They’re Okay With It, But Don’t Love It… Yet.

Again, it’s okay if users aren’t 100% happy with it. You’ve given them an opportunity to try out a product that’s going to be awesome and they see the promise in it. Give them a chance to speak their mind and let you know what they loved and what they didn’t. Then, focus on strengthening those weak points and including the features that will make it a real game-changer.

They’ll Love It As Is.

Let’s be honest, this isn’t likely to happen. But wouldn’t it be great if feedback was so scarce that you could roll with the MVP as is? Plus, think of all that time you saved yourself and money you saved your client by cutting the product back so much. Sometimes simpler is better.

Don’t forget to thank these users for their feedback and support of the product. There’s no way you could create the solution they need without their insights and so it would be in your best interest to recognize the role they play in this. In return, they’ll continue to be your product’s evangelists long after launch.

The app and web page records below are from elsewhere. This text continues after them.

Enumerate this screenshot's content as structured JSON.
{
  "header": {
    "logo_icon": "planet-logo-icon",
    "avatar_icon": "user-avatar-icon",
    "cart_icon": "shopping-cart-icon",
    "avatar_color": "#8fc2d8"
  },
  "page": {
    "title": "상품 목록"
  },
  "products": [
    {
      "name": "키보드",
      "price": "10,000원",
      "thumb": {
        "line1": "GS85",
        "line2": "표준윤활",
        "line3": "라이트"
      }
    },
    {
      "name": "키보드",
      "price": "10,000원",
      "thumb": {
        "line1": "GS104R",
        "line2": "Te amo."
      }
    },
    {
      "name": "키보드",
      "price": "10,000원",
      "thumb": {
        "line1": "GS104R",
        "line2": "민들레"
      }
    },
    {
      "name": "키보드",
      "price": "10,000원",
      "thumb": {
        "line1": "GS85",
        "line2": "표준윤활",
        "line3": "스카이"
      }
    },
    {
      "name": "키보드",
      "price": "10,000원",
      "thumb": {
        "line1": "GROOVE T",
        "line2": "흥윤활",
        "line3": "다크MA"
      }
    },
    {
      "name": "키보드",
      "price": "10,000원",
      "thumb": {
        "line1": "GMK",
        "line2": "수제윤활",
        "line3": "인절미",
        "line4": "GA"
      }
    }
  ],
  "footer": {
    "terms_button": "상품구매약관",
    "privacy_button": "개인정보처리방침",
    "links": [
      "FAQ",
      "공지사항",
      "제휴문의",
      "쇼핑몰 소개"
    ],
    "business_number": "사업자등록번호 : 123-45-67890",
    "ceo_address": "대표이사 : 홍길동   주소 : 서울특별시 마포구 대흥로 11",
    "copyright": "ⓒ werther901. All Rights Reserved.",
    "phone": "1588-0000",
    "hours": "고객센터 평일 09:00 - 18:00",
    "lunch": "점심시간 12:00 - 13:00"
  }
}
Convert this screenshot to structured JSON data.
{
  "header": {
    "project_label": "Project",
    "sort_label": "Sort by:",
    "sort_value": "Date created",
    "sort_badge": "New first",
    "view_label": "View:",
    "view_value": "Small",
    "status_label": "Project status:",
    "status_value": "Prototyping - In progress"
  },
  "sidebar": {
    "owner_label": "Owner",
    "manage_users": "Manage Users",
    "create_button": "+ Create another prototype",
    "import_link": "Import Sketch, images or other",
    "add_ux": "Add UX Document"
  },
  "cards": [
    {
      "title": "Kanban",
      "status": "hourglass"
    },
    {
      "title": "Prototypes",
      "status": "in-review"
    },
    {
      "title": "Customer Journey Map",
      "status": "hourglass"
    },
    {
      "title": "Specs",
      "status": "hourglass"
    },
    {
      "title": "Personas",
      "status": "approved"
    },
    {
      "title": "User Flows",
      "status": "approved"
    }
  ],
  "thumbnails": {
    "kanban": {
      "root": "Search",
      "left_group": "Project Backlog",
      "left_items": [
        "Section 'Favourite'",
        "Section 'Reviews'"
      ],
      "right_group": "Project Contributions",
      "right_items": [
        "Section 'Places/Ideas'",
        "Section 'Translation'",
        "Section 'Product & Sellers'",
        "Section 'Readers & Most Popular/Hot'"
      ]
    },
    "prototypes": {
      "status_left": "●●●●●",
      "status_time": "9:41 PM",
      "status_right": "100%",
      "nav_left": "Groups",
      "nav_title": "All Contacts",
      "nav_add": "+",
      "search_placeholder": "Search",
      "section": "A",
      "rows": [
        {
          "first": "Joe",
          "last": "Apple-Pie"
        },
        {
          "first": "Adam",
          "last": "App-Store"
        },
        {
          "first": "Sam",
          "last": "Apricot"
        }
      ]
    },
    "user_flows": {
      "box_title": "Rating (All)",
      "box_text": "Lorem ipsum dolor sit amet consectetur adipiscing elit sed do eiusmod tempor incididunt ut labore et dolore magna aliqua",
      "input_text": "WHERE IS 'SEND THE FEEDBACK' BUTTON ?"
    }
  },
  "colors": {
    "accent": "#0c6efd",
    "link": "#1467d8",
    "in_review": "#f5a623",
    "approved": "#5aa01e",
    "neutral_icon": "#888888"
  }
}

5. Design Your Landing Page Early

Although I’m not too keen on a landing page or mini-website serving solely as the MVP (for the aforementioned reason), I do think it’s a good idea to get a mobile-first landing page up while the MVP is in the works.

Gaming apps and SaaS would be especially good choices to launch a beta signup page early. Here’s an example from Hytale:

Hytale gaming app
Gaming app Hytale uses its landing page to educate users on the game and get beta users before launch. (Source: Hytale) (Large preview)

If you want your MVP to succeed, you should put some of that extra time you now have towards building out a strong landing page. Start by researching the early websites from the companies featured in this post. They all successfully explained their concepts, soft-marketed their products and convinced early users to sign up for testing.

While you’re at it, you should set up your blog, social media accounts and community features (with an active newsletter), too. You never know. Someone might find the announcement of your MVP somewhere other than Google search and decide they want to bookmark the site or sign up early to be a beta tester.

It’s never too soon to start getting buy-in from your user set!

6. Define Your Success Criteria

Last but not least, you have to decide how you’re going to measure the success of your MVP. Because it’s not just about the quality of feedback.

Consider the following:

  • How many visitors visited your landing page?
  • How many of those people signed up for the beta?
  • How many users did you retain over a set period (1 month, 3 months, etc.)?
  • How many people provided feedback and was it a substantial enough set to make solid decisions about the product design and features going forward?
  • Did the demographics of your user set match the audience you designed the app for? Why do you think that was?
  • How much time, on average, did users spend inside the app?
  • Which features did they spend the most time with? The least?
  • Which features received the most favorable feedback? The least?
  • Were there certain users who had a positive experience with the product? What made them different?

Take all of the information you gathered — from the original landing page, the beta testers, the usage data and so on — and really look over it all. What is it telling you about the MVP you’ve designed? And, now, what are you going to do with it?

Will you leave it as is or build it out to the full product it’s meant to be and that users want?

Will it be easy to attract and acquire customers based on the usage data you’ve collected? What’s more, will you be able to retain those users or is it more cost-effective to keep your app browser-side instead of in native app form?

And, finally, how much can and should you charge for access to the product? Will it ultimately make the company profitable or is there just not enough interest (at least in the monetization side of things) to make this a worthwhile venture?

I know I’m leaving you with a lot of questions, but there’s a lot you’re going to need to sort out once the tests begin. Plus, it’s the whole reason you created an MVP in the first place. This user feedback is invaluable to the process and is the only way you’re going to know if it’s a product worth pushing out to the market or taking back to the drawing board.

Further Reading

Smashing Editorial (ra, yk, il, mrn)